A Japanese firm announced this week that it has developed a biodegradable polymer based drug delivery system that could significantly improve the efficacy of chemotherapy drugs and reduce drug development costs.
Nitto Denko Technical Corporation (NDT), the US subsidiary of Nitto Denko Corporation, says its novel drug delivery technology platform uses a biodegradable and biocompatible polymer material which can be loaded with therapeutic agents.
According to the company, the polymeric carrier can greatly enhance the solubility of a drug and efficiently deliver the therapeutic agents to target tissues, whilst also reducing side effects commonly experienced with existing drugs.
The firm says that this new drug delivery technology platform could reopen potential therapeutic avenues using drugs whose development had been terminated due to high toxicity or poor solubility, as well as offering significant cost savings.
"It is well known that the costs associated with the development of new drugs are extremely high, while in contrast, the chance of successful progress through clinical trials is relatively low," explains NDT.
"If linked to promising compounds that have not successfully completed clinical trials, the [polymer-based carrier] may offer the potential to increase efficacy and safety as well as offering opportunities for successful new drugs to reach the market."

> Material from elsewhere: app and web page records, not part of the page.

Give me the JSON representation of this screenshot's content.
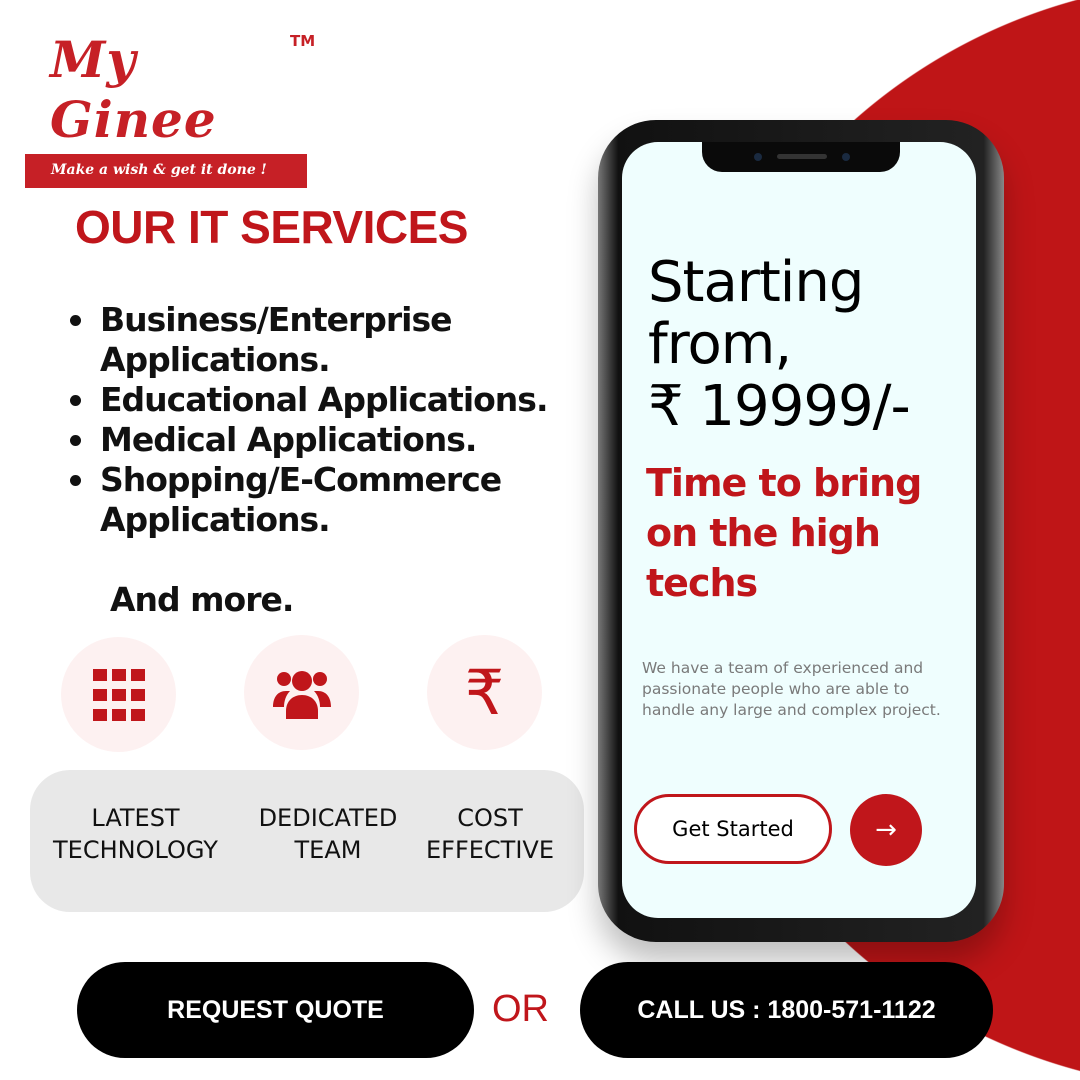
{
  "brand": {
    "name": "My Ginee",
    "tm": "TM",
    "tagline": "Make a wish & get it done !",
    "accent": "#bf1517"
  },
  "heading": "OUR IT SERVICES",
  "services": [
    "Business/Enterprise Applications.",
    "Educational Applications.",
    "Medical Applications.",
    "Shopping/E-Commerce Applications."
  ],
  "more": "And more.",
  "features": [
    {
      "icon": "grid-icon",
      "line1": "LATEST",
      "line2": "TECHNOLOGY"
    },
    {
      "icon": "team-icon",
      "line1": "DEDICATED",
      "line2": "TEAM"
    },
    {
      "icon": "rupee-icon",
      "line1": "COST",
      "line2": "EFFECTIVE",
      "glyph": "₹"
    }
  ],
  "phone": {
    "line1": "Starting",
    "line2": "from,",
    "price": "₹ 19999/-",
    "subheading": "Time to bring on the high techs",
    "description": "We have a team of experienced and passionate people who are able to handle any large and complex project.",
    "cta": "Get Started",
    "arrow": "→"
  },
  "actions": {
    "quote": "REQUEST QUOTE",
    "or": "OR",
    "call": "CALL US : 1800-571-1122"
  }
}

"In this way, it is expected that it may contribute to significant reductions in the time and cost associated with bringing new drug candidates through product development."
With the average cost of developing a marketed pharmaceutical product coming in at around $802m (€611m), but with the potential to rocket up to $2bn for some drug candidates, any means of reducing development costs could be an attractive consideration for pharmaceutical companies.

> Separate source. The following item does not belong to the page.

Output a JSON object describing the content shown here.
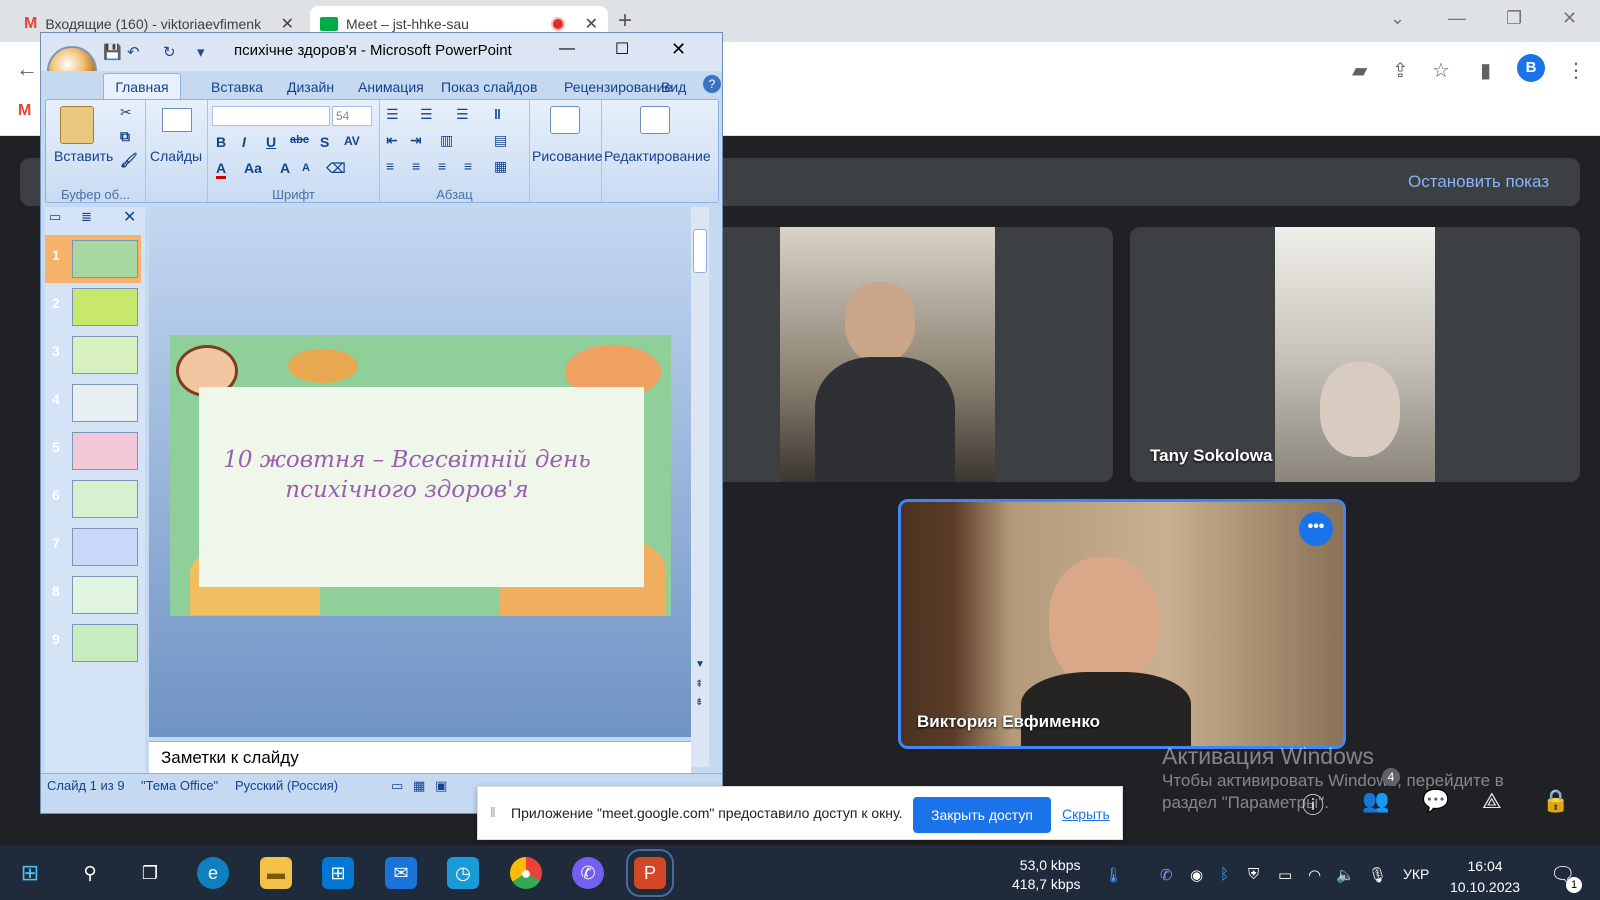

NDT's polymer-based carrier has the potential to be applied for use with a range of compounds treating a variety of diseases, but thus far the company has focused primarily on cancer treatments, collaborating with the Moores Cancer Centre of the University of California, San Diego.
"Cancer drug delivery is no longer simply wrapping up cancer drugs in a new formulation for different routes of delivery," says NDT.
"Cancer chemotherapy, in particular for recurrent and metastasis disease, has had limited therapeutic effect due mostly to the inherently toxic nature of conventional anticancer drugs, with the most common side effect caused by dose-dependent toxicity. It has been reported that more than 40 per cent of anticancer drugs being developed show aqueous solubility problems, which severely affects the cancer drug performance."
NDT says that its polymer synthesis expertise have enabled the company to develop a system that can overcome these difficulties. The firm has created a biodegradable, hydrophilic material that can be used with traditional therapeutic agents and thus greatly improve solubility of the drug.
In addition to this, the firm points out that most compounds used as therapeutic agents are comprised of very small particles whereas combining them with the polymeric carrier increases the particle size to 100nm. According to NDT, this will allow the treatment to remain in the bloodstream for a longer period of time thus increasing therapeutic efficacy, and will also reduce side effects by preventing migration of the drug to normal tissues.
The research team at the company carried out animal tests to establish the efficacy of the polymeric carrier, using a chemotherapy drug in a single cancer model. The findings from the trials were very promising, with the carrier-based drug delivery resulting in nine times more drug found in plasma and 17 times more in tumour tissue when compared to free drug delivery.
In light of the potential applications and benefits the drug delivery system could offer, NDT plans to invest in further research beyond this initial stage to investigate the carrier's efficacy with a wide range of drugs in multiple disease models.
Source: Bio-Bio Technology